[Dataset rows for apps and sites]
☆ ☆ ☆ ☆ ☆ ☆ ☆

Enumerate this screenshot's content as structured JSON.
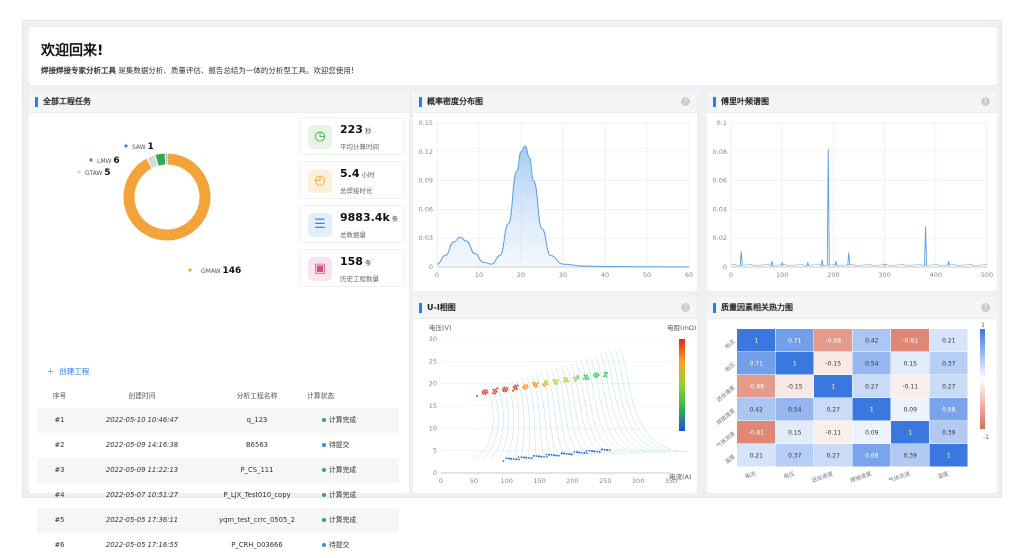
{
  "welcome": {
    "title": "欢迎回来!",
    "tool_name": "焊接焊接专家分析工具",
    "subtitle": "是集数据分析、质量评估、报告总结为一体的分析型工具。欢迎您使用!"
  },
  "tasks": {
    "title": "全部工程任务",
    "donut": [
      {
        "label": "GMAW",
        "value": 146,
        "color": "#f2a33a"
      },
      {
        "label": "GTAW",
        "value": 5,
        "color": "#d8d8d8"
      },
      {
        "label": "LMW",
        "value": 6,
        "color": "#2fa84f"
      },
      {
        "label": "SAW",
        "value": 1,
        "color": "#3b86e0"
      }
    ],
    "stats": [
      {
        "value": "223",
        "unit": "秒",
        "label": "平均计算时间",
        "icon": "clock-icon",
        "bg": "#e6f4e6",
        "fg": "#3c9c3c"
      },
      {
        "value": "5.4",
        "unit": "小时",
        "label": "总焊接时长",
        "icon": "timer-icon",
        "bg": "#fdf0d8",
        "fg": "#f0a020"
      },
      {
        "value": "9883.4k",
        "unit": "条",
        "label": "总数据量",
        "icon": "database-icon",
        "bg": "#e3effc",
        "fg": "#3a88e0"
      },
      {
        "value": "158",
        "unit": "条",
        "label": "历史工程数量",
        "icon": "image-icon",
        "bg": "#fbe4ef",
        "fg": "#d4508a"
      }
    ],
    "create_label": "创建工程",
    "columns": [
      "序号",
      "创建时间",
      "分析工程名称",
      "计算状态"
    ],
    "rows": [
      {
        "id": "#1",
        "time": "2022-05-10 10:46:47",
        "name": "q_123",
        "status": "计算完成",
        "color": "#3aa64c"
      },
      {
        "id": "#2",
        "time": "2022-05-09 14:16:38",
        "name": "B6563",
        "status": "待提交",
        "color": "#2b94e0"
      },
      {
        "id": "#3",
        "time": "2022-05-09 11:22:13",
        "name": "P_CS_111",
        "status": "计算完成",
        "color": "#3aa64c"
      },
      {
        "id": "#4",
        "time": "2022-05-07 10:51:27",
        "name": "P_LJX_Test010_copy",
        "status": "计算完成",
        "color": "#3aa64c"
      },
      {
        "id": "#5",
        "time": "2022-05-05 17:36:11",
        "name": "yqm_test_crrc_0505_2",
        "status": "计算完成",
        "color": "#3aa64c"
      },
      {
        "id": "#6",
        "time": "2022-05-05 17:16:55",
        "name": "P_CRH_003666",
        "status": "待提交",
        "color": "#2b94e0"
      }
    ]
  },
  "chart_data": [
    {
      "type": "area",
      "title": "概率密度分布图",
      "xlim": [
        0,
        60
      ],
      "ylim": [
        0,
        0.15
      ],
      "xticks": [
        0,
        10,
        20,
        30,
        40,
        50,
        60
      ],
      "yticks": [
        0,
        0.03,
        0.06,
        0.09,
        0.12,
        0.15
      ],
      "x": [
        0,
        2,
        4,
        5.5,
        7,
        9,
        11,
        13,
        15,
        17,
        19,
        20,
        21,
        22,
        23,
        25,
        27,
        30,
        35,
        40,
        50,
        60
      ],
      "y": [
        0.003,
        0.012,
        0.026,
        0.031,
        0.027,
        0.014,
        0.005,
        0.003,
        0.012,
        0.045,
        0.1,
        0.12,
        0.126,
        0.114,
        0.09,
        0.04,
        0.012,
        0.003,
        0.001,
        0.0005,
        0.0002,
        0.0001
      ]
    },
    {
      "type": "line",
      "title": "傅里叶频谱图",
      "xlim": [
        0,
        500
      ],
      "ylim": [
        0,
        0.1
      ],
      "xticks": [
        0,
        100,
        200,
        300,
        400,
        500
      ],
      "yticks": [
        0,
        0.02,
        0.04,
        0.06,
        0.08,
        0.1
      ],
      "peaks": [
        {
          "x": 20,
          "y": 0.011
        },
        {
          "x": 80,
          "y": 0.004
        },
        {
          "x": 100,
          "y": 0.003
        },
        {
          "x": 150,
          "y": 0.003
        },
        {
          "x": 178,
          "y": 0.005
        },
        {
          "x": 190,
          "y": 0.082
        },
        {
          "x": 205,
          "y": 0.004
        },
        {
          "x": 230,
          "y": 0.01
        },
        {
          "x": 300,
          "y": 0.002
        },
        {
          "x": 380,
          "y": 0.028
        },
        {
          "x": 425,
          "y": 0.004
        }
      ]
    },
    {
      "type": "scatter",
      "title": "U-I相图",
      "xlabel": "电流(A)",
      "ylabel": "电压(V)",
      "colorbar_label": "电阻(mΩ)",
      "xlim": [
        0,
        350
      ],
      "ylim": [
        0,
        30
      ],
      "xticks": [
        0,
        50,
        100,
        150,
        200,
        250,
        300,
        350
      ],
      "yticks": [
        0,
        5,
        10,
        15,
        20,
        25,
        30
      ]
    },
    {
      "type": "heatmap",
      "title": "质量因素相关热力图",
      "row_labels": [
        "电流",
        "电压",
        "送丝速度",
        "焊接速度",
        "气体流速",
        "温度"
      ],
      "col_labels": [
        "电流",
        "电压",
        "送丝速度",
        "焊接速度",
        "气体流速",
        "温度"
      ],
      "values": [
        [
          1,
          0.71,
          -0.68,
          0.42,
          -0.81,
          0.21
        ],
        [
          0.71,
          1,
          -0.15,
          0.54,
          0.15,
          0.37
        ],
        [
          -0.68,
          -0.15,
          1,
          0.27,
          -0.11,
          0.27
        ],
        [
          0.42,
          0.54,
          0.27,
          1,
          0.09,
          0.68
        ],
        [
          -0.81,
          0.15,
          -0.11,
          0.09,
          1,
          0.39
        ],
        [
          0.21,
          0.37,
          0.27,
          0.68,
          0.39,
          1
        ]
      ],
      "scale": [
        -1,
        1
      ]
    }
  ]
}
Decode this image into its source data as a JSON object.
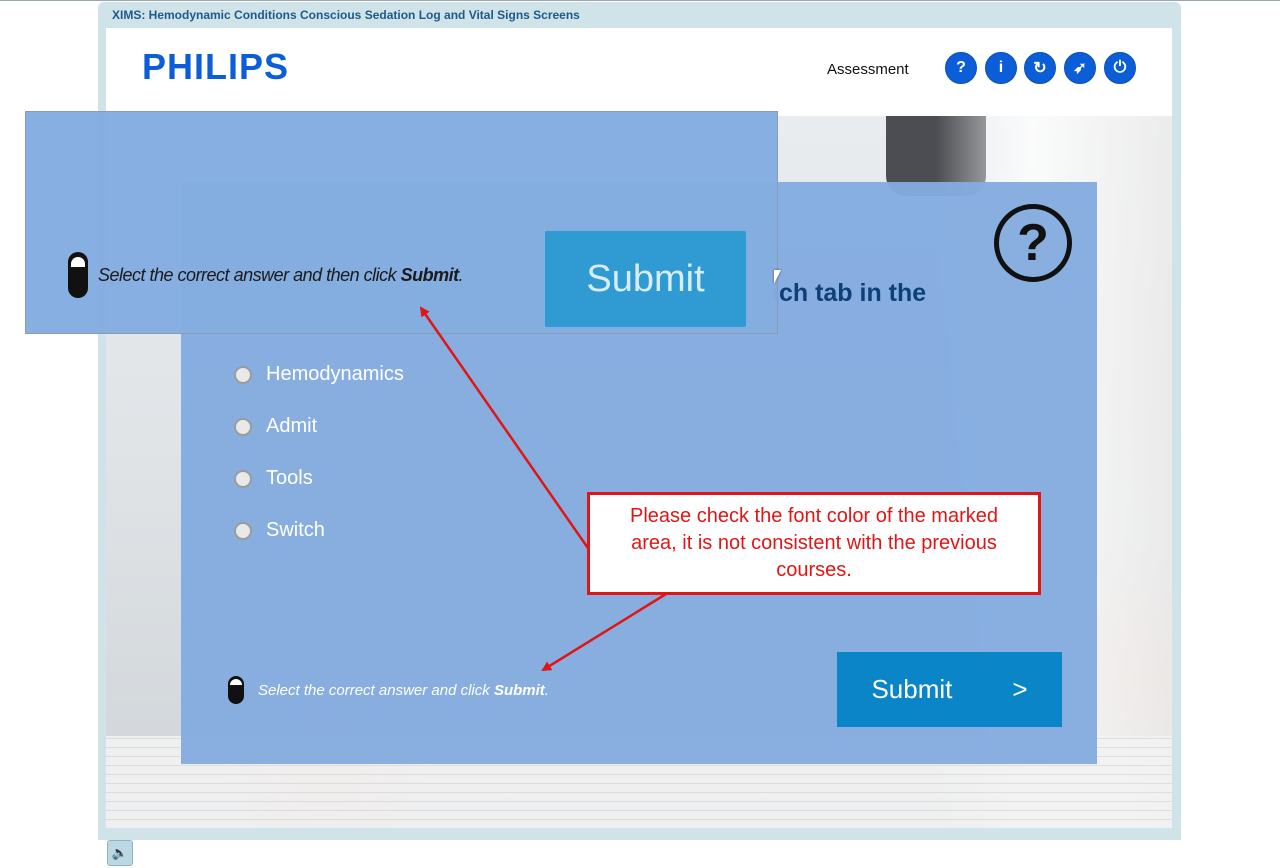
{
  "window": {
    "title": "XIMS: Hemodynamic Conditions Conscious Sedation Log and Vital Signs Screens"
  },
  "header": {
    "logo": "PHILIPS",
    "section": "Assessment",
    "buttons": [
      {
        "name": "help",
        "glyph": "?"
      },
      {
        "name": "info",
        "glyph": "i"
      },
      {
        "name": "replay",
        "glyph": "↻"
      },
      {
        "name": "navigate",
        "glyph": "➶"
      },
      {
        "name": "exit",
        "glyph": "⏻"
      }
    ]
  },
  "question": {
    "icon": "question-mark-icon",
    "text_visible": "ich tab in the",
    "options": [
      "Hemodynamics",
      "Admit",
      "Tools",
      "Switch"
    ]
  },
  "instruction": {
    "prefix": "Select the correct answer and click ",
    "bold": "Submit",
    "suffix": "."
  },
  "submit": {
    "label": "Submit",
    "arrow": ">"
  },
  "zoom_inset": {
    "instruction_prefix": "Select the correct answer and then click ",
    "instruction_bold": "Submit",
    "instruction_suffix": ".",
    "submit_label": "Submit"
  },
  "callout": {
    "text": "Please check the font color of the marked area, it is not consistent with the previous courses.",
    "color": "#e01515"
  },
  "colors": {
    "accent": "#0b5ed7",
    "submit_bg": "#0a86c8",
    "panel": "#84ace0"
  },
  "footer": {
    "audio_icon": "speaker-icon"
  }
}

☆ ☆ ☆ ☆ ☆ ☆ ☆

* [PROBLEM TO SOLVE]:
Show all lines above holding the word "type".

* [RESPONSE BELOW]:
      "type": "area",
      "type": "line",
      "type": "scatter",
      "type": "heatmap",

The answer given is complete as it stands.